d.   APPLICATION:  Are you resting in him? Do you find your rest in Christ Jesus? Being a Christian does not mean you work harder to be good. It means you rest better in Him and allow His Life to be lived through you. That rest is for all the nations. Our God is a missionary God! Therefore our lives must be missionary lives. We must pray, go, and give until all have heard the good news of Jesus Christ. What are you doing to be part of Christ’s commission to go to the nations? Are you raising the banner of Christ at your work? Are you raising the banner with your friends? Are you raising the banner with your family? Are you making Christ known in your circle of influence?
a.   12:2 – Isaiah plays on the significance of his own name, which means, “God is my salvation.”
b.   The call to put away fear is followed by a call to praise (12:4ff) for the wells of salvation.

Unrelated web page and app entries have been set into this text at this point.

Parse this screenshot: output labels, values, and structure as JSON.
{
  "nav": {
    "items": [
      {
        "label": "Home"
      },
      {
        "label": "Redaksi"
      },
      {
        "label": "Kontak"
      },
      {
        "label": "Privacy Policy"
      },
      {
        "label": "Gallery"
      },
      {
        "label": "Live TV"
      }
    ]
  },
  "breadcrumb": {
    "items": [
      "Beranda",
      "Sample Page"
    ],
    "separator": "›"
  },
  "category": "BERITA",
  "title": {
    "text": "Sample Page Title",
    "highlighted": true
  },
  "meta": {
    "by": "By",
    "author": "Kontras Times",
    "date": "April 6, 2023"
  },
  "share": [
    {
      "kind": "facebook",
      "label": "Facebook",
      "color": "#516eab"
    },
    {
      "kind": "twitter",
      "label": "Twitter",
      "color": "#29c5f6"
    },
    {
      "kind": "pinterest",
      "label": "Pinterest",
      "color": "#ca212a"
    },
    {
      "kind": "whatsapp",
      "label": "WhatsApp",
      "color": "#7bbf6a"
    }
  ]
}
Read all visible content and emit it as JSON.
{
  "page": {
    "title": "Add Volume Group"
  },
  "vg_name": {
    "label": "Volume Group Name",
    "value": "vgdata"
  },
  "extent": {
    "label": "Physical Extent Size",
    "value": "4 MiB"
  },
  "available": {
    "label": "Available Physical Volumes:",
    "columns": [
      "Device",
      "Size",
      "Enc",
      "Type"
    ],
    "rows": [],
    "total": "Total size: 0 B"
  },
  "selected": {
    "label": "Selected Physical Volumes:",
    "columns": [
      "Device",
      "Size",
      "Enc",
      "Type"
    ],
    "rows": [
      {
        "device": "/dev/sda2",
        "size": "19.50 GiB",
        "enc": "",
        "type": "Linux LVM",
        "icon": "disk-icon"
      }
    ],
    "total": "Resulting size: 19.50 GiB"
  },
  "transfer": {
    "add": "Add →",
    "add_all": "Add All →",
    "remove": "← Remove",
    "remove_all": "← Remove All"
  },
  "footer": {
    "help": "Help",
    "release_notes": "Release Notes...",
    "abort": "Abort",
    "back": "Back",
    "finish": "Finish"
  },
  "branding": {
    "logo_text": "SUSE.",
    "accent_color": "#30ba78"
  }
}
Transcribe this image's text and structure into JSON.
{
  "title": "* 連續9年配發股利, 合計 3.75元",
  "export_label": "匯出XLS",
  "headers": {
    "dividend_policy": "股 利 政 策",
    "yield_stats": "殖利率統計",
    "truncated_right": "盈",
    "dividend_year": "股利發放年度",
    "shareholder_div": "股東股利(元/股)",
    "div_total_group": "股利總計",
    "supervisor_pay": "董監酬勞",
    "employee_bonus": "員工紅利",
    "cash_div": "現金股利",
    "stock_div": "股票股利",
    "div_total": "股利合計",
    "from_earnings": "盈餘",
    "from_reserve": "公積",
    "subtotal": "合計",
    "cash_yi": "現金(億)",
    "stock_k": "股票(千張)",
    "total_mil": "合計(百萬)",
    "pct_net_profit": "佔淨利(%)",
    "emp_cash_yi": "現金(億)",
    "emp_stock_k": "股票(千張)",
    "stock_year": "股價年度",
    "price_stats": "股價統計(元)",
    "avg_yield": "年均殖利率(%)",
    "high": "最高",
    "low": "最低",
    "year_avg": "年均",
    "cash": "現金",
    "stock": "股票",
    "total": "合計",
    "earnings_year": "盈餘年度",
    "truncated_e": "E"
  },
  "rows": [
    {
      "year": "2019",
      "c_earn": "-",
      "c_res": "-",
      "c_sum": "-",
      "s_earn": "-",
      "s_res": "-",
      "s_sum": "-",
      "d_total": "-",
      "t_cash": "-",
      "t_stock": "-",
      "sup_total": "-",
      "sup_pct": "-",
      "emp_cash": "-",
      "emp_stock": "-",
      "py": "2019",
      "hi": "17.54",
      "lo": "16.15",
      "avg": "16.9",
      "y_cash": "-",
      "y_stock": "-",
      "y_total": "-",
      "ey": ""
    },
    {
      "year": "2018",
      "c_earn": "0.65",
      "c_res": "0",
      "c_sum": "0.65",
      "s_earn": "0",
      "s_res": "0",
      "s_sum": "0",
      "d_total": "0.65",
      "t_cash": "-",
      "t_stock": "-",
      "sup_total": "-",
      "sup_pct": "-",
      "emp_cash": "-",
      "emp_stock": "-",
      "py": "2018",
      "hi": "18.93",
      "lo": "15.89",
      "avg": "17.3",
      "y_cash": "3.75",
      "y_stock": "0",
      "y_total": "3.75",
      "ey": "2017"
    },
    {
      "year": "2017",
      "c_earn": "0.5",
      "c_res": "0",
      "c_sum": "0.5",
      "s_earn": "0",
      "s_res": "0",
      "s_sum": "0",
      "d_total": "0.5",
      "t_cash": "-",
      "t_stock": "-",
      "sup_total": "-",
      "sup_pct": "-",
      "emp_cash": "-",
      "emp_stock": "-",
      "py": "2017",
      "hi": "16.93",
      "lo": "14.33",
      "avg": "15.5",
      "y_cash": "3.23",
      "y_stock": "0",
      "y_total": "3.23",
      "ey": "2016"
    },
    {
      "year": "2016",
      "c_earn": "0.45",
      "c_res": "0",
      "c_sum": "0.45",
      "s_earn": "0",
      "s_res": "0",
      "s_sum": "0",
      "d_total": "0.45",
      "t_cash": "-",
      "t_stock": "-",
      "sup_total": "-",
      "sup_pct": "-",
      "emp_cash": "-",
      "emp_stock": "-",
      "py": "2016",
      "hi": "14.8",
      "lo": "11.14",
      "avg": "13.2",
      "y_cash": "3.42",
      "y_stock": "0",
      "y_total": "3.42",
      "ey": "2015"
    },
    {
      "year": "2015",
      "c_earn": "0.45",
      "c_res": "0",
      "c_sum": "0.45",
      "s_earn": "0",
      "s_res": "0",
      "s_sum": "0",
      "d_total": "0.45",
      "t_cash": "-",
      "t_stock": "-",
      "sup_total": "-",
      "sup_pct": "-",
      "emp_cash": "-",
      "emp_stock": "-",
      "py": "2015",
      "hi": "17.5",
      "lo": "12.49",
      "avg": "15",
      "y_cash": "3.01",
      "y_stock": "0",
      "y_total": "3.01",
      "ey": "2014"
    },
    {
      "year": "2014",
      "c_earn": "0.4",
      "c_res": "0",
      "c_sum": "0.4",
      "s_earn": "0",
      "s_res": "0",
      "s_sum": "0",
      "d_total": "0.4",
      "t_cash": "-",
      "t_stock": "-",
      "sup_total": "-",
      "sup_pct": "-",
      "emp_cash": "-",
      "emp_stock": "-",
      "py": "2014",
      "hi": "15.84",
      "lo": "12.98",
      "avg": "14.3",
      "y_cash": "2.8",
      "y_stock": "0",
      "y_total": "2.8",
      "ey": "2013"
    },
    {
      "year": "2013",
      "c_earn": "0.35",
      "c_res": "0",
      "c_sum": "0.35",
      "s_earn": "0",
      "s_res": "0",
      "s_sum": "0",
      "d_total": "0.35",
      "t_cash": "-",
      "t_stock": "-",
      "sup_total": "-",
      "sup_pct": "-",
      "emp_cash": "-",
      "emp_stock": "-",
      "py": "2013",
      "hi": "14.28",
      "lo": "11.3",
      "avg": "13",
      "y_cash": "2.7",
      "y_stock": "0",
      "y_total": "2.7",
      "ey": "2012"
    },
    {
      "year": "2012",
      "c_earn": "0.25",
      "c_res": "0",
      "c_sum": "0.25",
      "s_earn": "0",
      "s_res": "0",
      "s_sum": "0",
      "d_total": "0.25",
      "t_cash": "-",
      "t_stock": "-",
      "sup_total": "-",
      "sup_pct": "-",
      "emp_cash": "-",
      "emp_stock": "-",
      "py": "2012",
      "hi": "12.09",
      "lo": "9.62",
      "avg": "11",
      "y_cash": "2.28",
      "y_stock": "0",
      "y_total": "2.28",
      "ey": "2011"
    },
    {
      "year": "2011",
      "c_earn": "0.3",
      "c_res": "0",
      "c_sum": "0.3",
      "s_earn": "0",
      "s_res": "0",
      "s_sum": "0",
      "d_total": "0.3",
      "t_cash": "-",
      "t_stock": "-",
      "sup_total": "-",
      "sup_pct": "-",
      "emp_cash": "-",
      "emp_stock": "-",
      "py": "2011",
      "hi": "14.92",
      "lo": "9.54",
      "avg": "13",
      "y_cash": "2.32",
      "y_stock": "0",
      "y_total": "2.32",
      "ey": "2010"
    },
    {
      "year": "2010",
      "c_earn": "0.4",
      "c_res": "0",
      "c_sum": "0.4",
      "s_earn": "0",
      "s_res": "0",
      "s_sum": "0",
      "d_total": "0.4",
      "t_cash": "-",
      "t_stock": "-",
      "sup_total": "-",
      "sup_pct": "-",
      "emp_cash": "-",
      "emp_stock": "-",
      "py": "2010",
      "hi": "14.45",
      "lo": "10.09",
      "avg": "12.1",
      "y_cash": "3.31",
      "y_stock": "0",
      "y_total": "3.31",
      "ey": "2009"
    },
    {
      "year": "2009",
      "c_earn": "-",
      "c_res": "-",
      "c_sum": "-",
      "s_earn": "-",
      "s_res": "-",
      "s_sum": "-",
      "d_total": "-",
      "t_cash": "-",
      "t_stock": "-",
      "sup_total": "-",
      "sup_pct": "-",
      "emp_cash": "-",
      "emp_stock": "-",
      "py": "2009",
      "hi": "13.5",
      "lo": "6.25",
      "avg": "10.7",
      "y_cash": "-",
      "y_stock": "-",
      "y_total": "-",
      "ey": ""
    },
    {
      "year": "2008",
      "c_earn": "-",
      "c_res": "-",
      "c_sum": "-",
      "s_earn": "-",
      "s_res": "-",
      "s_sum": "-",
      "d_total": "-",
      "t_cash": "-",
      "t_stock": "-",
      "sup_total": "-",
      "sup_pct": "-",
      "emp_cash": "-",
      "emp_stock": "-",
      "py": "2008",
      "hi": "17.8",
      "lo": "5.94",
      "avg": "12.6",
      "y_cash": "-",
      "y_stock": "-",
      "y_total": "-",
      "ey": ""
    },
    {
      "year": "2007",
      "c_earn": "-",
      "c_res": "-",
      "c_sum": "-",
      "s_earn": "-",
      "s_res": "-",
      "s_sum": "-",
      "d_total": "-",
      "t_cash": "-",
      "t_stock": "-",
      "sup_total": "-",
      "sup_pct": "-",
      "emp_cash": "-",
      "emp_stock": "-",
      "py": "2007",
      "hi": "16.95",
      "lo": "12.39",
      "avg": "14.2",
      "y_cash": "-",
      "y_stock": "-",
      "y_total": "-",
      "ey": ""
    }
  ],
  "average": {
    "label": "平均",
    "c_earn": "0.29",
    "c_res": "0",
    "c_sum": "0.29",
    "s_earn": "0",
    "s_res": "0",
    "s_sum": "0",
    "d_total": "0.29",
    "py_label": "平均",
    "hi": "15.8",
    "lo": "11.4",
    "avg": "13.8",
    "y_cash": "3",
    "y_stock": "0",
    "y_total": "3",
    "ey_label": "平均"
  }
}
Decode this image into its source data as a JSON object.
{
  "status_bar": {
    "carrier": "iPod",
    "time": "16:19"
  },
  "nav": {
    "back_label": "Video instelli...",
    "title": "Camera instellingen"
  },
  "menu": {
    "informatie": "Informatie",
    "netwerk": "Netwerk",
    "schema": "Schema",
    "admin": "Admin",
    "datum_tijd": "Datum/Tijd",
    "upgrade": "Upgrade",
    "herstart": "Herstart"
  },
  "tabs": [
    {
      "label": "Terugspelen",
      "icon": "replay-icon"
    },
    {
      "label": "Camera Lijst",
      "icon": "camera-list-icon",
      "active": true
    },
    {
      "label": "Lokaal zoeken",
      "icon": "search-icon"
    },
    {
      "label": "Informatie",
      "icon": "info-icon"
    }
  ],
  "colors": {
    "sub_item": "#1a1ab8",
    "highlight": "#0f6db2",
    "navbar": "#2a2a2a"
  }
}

c.   Jesus told us to go to the nations (Matthew 28:18-20; Acts 1:8; 9:15).  After this Isaiah will turn to the nations until chapter 27, pronouncing judgment on all them.
d.   This thanksgiving hymn brings to an end this section of Isaiah, just as in chapter 5. And just as the end of the Torah.
e.   APPLICATION:  When Jesus becomes Lord of your life, he places a song of praise there. Your heart overflows, thanking him for what he has done for you. Christ is our song. He is beautiful, our sweet, sweet song. Do you have that song in your heart? Perhaps you do not because you do not know him as your Savior. Let me invite you now to respond to Him, giving your life to him and making the Root of Jesse your Salvation. He will make your heart sing. Perhaps you are in Christ, but you have forgotten that glorious song. You have drifted. Sin has clouded the sheet music. You no longer sing the song of salvation as you once did. Today is the day to renew your walk with Christ. Let the Root of Jesse restore the Joy of your salvation (Psa. 51).
Invitation: Come to him today, won’t you?